• **Instructions to follow**: For each line of the data below that contains "structure", return that line.

• **Available data**:
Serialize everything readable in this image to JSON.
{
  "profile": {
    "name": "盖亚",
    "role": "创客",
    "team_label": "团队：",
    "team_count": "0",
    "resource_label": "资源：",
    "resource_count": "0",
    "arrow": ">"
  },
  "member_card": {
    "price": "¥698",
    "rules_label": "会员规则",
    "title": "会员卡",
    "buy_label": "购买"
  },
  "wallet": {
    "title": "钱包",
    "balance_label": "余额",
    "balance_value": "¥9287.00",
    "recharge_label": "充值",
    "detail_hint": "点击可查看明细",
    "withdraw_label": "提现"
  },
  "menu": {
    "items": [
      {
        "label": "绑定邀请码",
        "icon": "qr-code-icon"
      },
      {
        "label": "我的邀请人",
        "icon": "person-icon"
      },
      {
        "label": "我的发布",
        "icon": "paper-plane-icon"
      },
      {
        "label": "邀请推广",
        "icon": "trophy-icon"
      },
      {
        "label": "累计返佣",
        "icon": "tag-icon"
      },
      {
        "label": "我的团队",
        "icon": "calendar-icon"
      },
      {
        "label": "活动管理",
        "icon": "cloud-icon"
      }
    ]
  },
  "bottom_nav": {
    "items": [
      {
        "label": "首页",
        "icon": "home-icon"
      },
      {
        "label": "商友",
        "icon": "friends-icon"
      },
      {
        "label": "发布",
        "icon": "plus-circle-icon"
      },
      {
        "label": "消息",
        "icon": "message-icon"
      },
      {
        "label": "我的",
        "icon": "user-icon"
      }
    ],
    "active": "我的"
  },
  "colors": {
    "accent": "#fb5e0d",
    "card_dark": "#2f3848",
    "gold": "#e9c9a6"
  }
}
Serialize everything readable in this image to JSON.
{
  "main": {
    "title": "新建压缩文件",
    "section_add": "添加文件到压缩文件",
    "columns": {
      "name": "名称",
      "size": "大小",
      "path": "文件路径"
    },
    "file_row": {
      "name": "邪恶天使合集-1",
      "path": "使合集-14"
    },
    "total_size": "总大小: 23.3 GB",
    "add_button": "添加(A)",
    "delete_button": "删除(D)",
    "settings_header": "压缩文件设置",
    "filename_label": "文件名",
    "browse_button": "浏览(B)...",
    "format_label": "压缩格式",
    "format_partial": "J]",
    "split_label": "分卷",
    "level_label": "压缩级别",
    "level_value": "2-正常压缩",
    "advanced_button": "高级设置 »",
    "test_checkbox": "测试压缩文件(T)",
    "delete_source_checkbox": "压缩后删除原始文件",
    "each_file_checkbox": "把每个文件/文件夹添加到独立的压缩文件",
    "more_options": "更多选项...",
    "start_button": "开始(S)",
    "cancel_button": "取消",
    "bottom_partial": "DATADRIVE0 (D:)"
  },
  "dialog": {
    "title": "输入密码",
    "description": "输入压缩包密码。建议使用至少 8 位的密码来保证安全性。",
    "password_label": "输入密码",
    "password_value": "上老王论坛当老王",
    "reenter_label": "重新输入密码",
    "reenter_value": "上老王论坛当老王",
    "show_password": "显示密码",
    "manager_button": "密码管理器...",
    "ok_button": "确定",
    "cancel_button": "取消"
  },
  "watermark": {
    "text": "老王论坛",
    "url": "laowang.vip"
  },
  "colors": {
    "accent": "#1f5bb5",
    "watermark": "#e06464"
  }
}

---

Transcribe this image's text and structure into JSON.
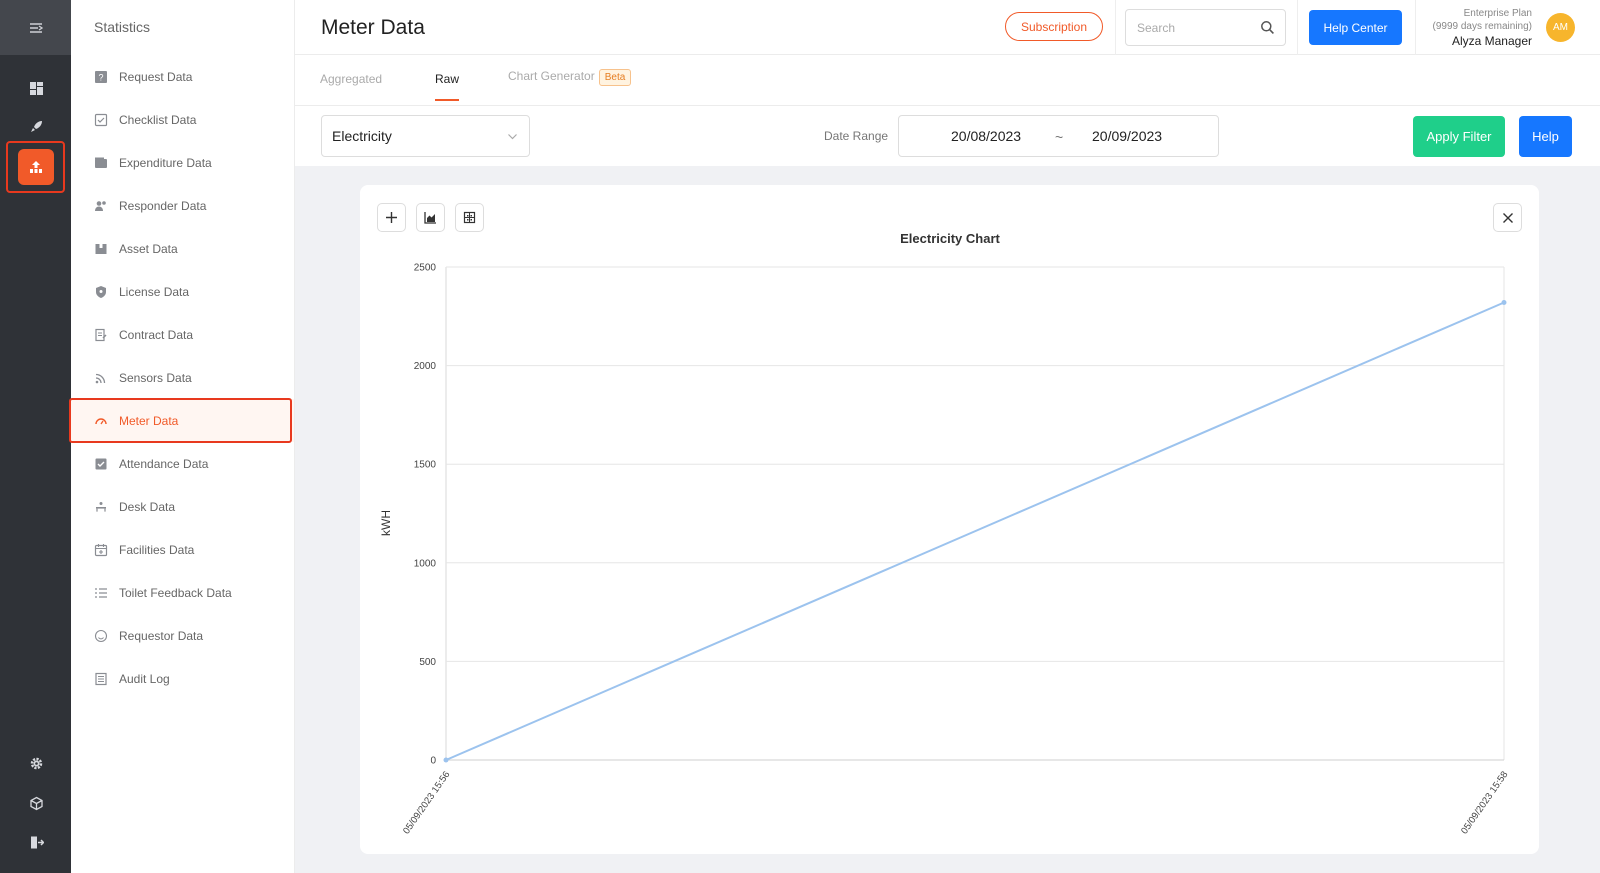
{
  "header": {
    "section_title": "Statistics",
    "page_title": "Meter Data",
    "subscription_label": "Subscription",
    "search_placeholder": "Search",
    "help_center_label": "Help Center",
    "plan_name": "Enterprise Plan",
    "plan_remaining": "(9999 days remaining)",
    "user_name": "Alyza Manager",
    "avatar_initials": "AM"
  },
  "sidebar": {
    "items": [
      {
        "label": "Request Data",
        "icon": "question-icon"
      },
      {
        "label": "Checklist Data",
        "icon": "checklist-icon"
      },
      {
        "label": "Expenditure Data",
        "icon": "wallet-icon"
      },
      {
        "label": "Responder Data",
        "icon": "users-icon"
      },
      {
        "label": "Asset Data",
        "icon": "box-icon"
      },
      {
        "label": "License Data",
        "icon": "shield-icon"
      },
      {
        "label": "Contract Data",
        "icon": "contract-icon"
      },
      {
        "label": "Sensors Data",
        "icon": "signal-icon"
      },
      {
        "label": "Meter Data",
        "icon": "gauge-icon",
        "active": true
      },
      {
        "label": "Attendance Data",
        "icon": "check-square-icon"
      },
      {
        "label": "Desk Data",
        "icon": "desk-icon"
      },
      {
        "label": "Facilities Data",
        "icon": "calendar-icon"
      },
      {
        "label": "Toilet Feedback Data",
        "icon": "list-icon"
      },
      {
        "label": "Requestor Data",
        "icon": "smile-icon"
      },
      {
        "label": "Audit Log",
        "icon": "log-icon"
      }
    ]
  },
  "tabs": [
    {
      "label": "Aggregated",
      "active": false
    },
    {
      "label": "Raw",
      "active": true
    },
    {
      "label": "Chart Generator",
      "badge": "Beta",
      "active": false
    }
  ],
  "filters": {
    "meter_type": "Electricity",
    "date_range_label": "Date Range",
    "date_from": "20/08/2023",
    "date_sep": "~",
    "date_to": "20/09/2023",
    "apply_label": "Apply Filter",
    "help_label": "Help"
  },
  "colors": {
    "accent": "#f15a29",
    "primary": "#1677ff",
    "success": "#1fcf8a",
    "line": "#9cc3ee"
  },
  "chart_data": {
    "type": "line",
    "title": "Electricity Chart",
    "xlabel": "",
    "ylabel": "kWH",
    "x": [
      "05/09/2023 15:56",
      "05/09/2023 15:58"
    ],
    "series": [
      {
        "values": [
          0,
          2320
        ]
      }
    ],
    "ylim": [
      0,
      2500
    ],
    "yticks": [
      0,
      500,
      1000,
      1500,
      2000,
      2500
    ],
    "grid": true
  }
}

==

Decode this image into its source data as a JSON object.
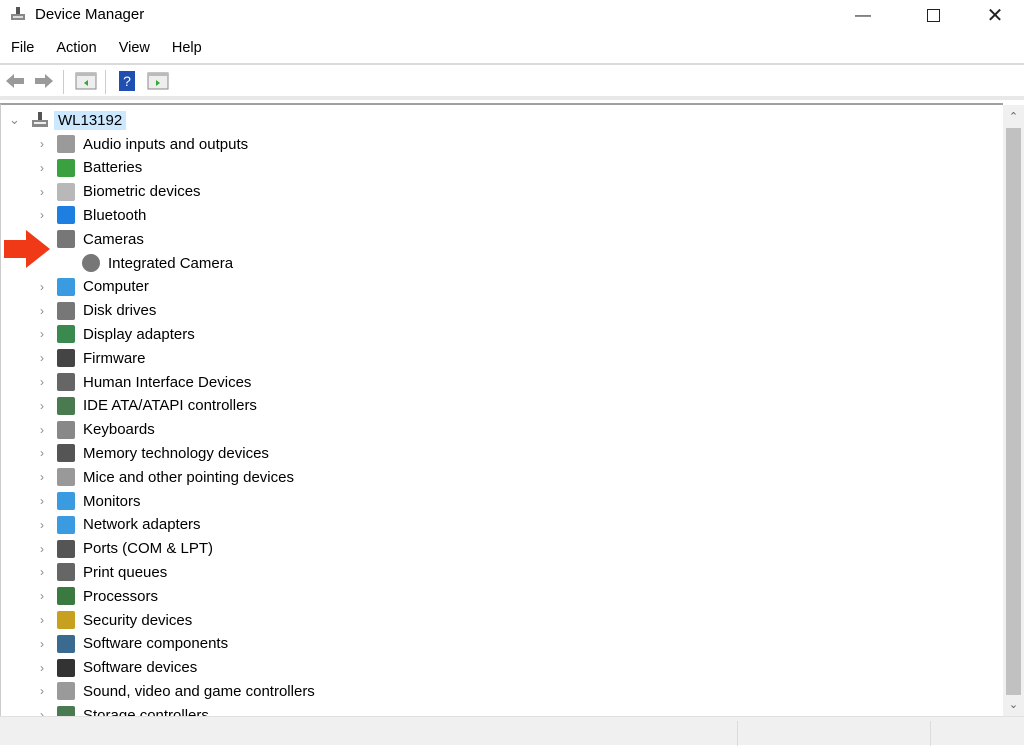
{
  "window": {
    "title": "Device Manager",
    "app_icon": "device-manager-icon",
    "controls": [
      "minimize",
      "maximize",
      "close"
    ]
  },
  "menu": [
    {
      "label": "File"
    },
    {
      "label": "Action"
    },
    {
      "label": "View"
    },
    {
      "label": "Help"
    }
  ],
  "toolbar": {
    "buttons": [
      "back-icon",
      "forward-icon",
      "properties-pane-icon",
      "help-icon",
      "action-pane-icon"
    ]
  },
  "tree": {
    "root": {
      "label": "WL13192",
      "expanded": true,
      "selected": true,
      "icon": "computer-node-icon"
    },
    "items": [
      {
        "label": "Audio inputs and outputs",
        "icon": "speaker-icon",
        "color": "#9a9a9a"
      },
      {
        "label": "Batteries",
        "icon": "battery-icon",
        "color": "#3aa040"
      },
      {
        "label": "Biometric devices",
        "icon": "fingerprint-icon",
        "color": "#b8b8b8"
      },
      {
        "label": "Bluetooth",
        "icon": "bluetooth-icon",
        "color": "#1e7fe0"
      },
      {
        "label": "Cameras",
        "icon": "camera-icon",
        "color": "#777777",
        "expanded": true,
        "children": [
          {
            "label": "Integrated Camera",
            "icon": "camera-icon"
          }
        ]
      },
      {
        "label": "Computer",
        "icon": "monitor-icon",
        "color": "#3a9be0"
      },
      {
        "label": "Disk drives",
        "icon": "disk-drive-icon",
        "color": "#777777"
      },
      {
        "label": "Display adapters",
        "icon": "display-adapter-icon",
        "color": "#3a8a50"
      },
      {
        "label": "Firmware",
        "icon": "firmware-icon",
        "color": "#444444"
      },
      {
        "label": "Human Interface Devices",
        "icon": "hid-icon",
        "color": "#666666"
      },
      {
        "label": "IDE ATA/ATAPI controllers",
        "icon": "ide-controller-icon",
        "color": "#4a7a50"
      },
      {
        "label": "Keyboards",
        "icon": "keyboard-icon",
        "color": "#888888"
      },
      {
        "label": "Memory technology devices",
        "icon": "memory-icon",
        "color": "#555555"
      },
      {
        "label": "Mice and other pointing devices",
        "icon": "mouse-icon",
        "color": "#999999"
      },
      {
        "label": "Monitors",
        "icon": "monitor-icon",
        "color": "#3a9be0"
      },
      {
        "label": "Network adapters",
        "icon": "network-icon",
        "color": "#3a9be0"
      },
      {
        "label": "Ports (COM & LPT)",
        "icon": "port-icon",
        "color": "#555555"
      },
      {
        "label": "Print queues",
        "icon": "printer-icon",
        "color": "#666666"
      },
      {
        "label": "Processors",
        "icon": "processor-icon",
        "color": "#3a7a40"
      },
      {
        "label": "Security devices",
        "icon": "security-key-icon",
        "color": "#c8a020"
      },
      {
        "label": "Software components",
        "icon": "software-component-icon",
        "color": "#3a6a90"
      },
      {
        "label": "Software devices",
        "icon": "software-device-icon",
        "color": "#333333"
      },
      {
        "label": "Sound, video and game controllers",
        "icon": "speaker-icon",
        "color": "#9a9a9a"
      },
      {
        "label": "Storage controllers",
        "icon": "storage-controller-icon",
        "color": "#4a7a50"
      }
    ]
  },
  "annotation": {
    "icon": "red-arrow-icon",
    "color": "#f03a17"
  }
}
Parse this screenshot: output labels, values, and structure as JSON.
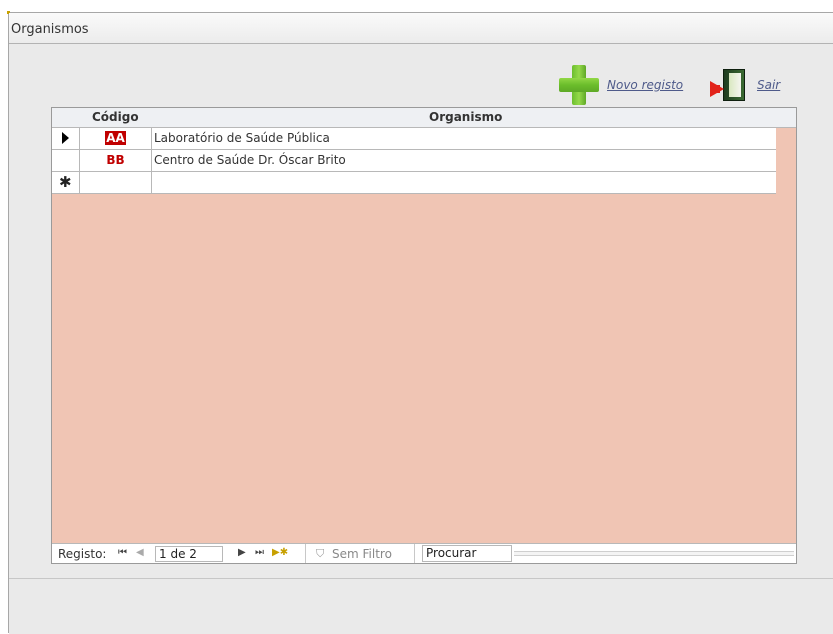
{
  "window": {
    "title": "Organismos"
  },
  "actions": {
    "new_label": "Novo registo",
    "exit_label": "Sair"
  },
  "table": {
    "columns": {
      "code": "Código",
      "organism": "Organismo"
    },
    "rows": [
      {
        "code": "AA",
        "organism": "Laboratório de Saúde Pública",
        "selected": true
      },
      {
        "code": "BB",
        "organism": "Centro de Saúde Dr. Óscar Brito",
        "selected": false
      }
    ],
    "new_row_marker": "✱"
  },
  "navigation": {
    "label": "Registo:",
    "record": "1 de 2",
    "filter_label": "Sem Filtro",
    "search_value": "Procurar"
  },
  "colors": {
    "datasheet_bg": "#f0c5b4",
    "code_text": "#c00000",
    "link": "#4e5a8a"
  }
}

• **Reply**:
Transcribe this image's text and structure into JSON.
Parse this screenshot: output labels, values, and structure as JSON.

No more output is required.